Work order: Search the data below for "number"; list each line that holds it.

== Provided data ==

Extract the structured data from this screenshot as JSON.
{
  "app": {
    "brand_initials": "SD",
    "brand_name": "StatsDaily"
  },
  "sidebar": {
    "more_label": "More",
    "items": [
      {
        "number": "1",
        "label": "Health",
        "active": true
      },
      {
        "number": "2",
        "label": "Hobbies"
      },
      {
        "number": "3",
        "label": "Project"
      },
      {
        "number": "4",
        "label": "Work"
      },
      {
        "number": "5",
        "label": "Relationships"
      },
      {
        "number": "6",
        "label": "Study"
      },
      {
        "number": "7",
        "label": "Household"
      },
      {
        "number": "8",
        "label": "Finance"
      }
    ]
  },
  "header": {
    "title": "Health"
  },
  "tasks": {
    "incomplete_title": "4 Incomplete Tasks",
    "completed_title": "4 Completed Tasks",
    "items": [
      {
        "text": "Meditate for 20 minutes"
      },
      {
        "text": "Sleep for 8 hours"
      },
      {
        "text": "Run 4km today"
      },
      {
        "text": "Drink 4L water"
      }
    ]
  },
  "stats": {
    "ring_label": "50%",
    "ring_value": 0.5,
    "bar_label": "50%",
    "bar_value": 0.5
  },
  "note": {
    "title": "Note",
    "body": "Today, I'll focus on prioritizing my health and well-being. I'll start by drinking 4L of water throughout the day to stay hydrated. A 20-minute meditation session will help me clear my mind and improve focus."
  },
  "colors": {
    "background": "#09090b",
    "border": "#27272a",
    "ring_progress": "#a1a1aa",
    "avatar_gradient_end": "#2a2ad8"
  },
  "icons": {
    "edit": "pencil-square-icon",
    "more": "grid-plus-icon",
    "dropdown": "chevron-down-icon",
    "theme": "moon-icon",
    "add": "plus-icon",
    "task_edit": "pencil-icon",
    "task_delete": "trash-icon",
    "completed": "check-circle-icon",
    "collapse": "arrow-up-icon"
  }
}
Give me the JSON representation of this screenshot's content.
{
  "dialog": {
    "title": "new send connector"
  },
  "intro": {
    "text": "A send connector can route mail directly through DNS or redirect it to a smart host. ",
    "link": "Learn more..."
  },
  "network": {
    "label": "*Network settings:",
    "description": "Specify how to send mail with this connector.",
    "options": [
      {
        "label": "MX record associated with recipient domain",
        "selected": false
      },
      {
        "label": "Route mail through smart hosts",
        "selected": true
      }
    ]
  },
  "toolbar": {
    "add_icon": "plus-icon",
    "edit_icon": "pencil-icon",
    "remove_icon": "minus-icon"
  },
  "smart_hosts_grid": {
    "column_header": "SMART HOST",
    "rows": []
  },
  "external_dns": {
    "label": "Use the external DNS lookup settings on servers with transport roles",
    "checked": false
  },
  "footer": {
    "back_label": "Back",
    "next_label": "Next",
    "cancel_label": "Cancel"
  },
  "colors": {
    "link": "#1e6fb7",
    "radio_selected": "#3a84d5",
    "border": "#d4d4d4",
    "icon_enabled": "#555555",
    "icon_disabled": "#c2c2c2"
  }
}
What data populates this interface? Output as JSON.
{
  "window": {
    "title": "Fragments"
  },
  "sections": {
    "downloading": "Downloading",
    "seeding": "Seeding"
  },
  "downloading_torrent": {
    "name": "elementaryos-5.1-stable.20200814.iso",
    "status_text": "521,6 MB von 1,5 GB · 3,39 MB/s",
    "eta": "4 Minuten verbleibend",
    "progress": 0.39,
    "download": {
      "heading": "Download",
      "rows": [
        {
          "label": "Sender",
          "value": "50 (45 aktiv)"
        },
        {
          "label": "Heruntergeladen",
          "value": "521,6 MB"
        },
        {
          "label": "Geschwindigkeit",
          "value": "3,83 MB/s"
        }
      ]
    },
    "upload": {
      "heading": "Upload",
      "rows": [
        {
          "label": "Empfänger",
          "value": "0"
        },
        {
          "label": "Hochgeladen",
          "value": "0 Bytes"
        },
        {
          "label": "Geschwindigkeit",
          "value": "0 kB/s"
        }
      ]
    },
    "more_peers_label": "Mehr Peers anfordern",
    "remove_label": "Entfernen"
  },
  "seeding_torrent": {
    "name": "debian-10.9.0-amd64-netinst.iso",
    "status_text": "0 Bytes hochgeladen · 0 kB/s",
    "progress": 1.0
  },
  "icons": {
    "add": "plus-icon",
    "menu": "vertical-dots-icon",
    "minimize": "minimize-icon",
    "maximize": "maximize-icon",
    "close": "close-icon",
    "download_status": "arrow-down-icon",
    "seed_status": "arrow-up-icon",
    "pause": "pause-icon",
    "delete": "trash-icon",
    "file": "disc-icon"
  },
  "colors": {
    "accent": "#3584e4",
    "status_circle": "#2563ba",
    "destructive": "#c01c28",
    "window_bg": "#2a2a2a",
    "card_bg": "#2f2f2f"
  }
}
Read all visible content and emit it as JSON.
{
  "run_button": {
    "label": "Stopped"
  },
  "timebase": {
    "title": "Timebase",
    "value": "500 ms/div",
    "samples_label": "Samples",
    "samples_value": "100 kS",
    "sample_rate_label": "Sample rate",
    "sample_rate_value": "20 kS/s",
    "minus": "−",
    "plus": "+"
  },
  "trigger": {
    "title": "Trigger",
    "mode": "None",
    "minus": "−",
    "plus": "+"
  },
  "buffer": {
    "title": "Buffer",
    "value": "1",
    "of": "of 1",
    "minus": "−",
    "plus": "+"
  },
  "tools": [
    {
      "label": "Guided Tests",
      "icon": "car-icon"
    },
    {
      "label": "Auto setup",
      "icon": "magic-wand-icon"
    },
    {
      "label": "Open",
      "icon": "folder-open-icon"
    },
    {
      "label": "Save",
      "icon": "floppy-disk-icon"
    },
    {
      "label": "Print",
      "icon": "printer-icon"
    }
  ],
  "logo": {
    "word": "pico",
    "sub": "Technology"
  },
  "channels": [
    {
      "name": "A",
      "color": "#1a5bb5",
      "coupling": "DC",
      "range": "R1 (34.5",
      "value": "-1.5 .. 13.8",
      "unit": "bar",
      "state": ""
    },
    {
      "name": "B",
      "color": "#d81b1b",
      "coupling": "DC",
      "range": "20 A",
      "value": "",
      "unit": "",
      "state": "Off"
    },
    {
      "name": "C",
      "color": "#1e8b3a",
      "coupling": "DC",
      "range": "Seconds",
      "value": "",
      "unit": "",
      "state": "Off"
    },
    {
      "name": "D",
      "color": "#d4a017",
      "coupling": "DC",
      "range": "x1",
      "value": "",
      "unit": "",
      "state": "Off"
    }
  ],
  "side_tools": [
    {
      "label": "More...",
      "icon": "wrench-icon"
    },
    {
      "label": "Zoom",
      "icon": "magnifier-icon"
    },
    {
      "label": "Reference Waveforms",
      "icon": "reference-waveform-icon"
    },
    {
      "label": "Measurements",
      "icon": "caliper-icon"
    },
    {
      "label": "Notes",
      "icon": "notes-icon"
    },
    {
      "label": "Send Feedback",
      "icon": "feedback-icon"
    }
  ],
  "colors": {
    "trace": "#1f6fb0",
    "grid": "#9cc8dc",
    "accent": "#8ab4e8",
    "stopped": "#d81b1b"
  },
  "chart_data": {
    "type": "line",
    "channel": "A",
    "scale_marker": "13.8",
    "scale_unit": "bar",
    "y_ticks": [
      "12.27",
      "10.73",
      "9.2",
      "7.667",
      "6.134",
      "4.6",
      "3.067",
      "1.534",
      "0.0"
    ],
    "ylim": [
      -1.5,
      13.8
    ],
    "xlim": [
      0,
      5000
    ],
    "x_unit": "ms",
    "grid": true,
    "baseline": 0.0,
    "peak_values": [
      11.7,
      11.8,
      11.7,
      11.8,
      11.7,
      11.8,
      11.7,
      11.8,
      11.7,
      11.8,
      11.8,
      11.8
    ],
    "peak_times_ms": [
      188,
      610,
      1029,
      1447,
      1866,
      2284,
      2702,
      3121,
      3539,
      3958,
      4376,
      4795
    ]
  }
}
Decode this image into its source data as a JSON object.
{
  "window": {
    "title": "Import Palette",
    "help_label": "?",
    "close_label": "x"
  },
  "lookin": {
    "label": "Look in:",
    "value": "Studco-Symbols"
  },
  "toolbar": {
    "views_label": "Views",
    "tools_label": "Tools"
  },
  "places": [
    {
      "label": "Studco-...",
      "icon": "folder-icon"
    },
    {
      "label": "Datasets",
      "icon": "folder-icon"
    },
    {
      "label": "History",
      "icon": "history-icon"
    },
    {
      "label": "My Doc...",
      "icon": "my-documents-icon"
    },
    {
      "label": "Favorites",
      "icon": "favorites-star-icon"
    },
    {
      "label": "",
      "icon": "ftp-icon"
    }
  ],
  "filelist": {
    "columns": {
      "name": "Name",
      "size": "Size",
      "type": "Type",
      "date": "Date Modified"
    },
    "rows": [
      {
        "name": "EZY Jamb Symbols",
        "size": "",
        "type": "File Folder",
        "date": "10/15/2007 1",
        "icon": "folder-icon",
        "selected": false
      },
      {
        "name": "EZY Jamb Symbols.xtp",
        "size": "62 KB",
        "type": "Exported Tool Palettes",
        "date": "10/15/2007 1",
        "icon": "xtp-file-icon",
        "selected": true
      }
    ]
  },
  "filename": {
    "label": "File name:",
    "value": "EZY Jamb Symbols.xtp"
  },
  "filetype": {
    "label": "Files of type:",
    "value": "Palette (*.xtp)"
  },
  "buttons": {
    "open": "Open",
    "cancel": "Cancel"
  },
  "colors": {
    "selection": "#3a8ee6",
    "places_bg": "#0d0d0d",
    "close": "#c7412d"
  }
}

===

Reply to the exercise:
        "number": "1",
        "number": "2",
        "number": "3",
        "number": "4",
        "number": "5",
        "number": "6",
        "number": "7",
        "number": "8",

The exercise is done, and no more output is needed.